■ **WORK REQUEST**:
Look through the data below and report how many lines include "title". Only the number should be given.

■ **DATA EXCERPTS**:
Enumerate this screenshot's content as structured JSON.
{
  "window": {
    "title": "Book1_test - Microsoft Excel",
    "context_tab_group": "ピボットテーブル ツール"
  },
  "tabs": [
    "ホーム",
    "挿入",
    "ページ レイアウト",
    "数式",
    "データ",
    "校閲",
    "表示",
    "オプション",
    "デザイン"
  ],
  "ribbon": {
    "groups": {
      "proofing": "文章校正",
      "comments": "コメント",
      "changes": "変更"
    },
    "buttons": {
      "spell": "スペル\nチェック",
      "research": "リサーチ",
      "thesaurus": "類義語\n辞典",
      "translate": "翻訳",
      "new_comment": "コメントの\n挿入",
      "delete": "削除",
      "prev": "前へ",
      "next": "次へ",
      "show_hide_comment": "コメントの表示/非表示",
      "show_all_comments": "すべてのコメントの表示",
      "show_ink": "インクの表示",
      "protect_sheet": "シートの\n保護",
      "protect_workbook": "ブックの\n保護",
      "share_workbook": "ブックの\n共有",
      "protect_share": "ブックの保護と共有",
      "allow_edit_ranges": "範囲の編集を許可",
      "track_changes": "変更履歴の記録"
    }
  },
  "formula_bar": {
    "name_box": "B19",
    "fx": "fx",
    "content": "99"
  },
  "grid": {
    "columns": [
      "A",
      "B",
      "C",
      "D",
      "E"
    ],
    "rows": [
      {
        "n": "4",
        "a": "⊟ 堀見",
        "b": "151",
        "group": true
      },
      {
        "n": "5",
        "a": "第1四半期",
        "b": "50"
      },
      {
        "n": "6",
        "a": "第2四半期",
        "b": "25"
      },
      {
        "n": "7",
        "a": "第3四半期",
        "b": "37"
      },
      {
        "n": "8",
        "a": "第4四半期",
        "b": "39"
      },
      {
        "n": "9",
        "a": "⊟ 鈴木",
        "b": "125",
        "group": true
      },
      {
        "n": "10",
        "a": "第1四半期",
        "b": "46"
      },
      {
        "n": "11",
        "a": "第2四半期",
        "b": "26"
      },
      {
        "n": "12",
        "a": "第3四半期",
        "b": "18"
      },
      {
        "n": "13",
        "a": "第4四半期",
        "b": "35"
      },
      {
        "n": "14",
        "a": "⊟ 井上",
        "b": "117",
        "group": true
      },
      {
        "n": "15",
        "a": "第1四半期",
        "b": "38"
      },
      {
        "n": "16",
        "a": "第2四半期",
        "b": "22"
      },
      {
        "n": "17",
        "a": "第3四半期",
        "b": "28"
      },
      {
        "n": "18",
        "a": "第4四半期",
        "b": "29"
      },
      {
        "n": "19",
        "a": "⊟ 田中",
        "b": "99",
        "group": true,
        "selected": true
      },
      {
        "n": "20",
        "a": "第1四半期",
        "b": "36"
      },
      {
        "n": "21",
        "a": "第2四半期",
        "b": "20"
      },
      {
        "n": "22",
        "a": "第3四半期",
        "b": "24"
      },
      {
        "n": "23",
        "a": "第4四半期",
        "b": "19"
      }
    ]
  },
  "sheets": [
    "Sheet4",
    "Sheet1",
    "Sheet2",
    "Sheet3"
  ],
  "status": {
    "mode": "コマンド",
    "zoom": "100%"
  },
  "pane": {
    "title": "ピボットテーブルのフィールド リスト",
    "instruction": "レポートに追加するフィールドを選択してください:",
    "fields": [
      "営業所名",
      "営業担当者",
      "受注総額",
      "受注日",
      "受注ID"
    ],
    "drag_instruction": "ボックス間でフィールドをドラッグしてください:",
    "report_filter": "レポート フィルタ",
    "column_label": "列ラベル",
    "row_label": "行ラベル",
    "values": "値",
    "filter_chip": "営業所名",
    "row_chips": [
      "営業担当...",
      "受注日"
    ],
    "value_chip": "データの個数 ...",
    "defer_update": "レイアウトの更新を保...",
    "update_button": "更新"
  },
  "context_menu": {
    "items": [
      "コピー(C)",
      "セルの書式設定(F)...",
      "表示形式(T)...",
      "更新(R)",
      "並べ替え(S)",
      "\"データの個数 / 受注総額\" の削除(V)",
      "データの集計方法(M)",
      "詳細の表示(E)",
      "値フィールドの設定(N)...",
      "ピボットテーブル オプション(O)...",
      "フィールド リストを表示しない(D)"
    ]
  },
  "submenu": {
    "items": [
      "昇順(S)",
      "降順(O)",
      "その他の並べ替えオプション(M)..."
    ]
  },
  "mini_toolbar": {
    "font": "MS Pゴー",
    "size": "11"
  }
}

■ **REPLY TO THE EXERCISE**:
2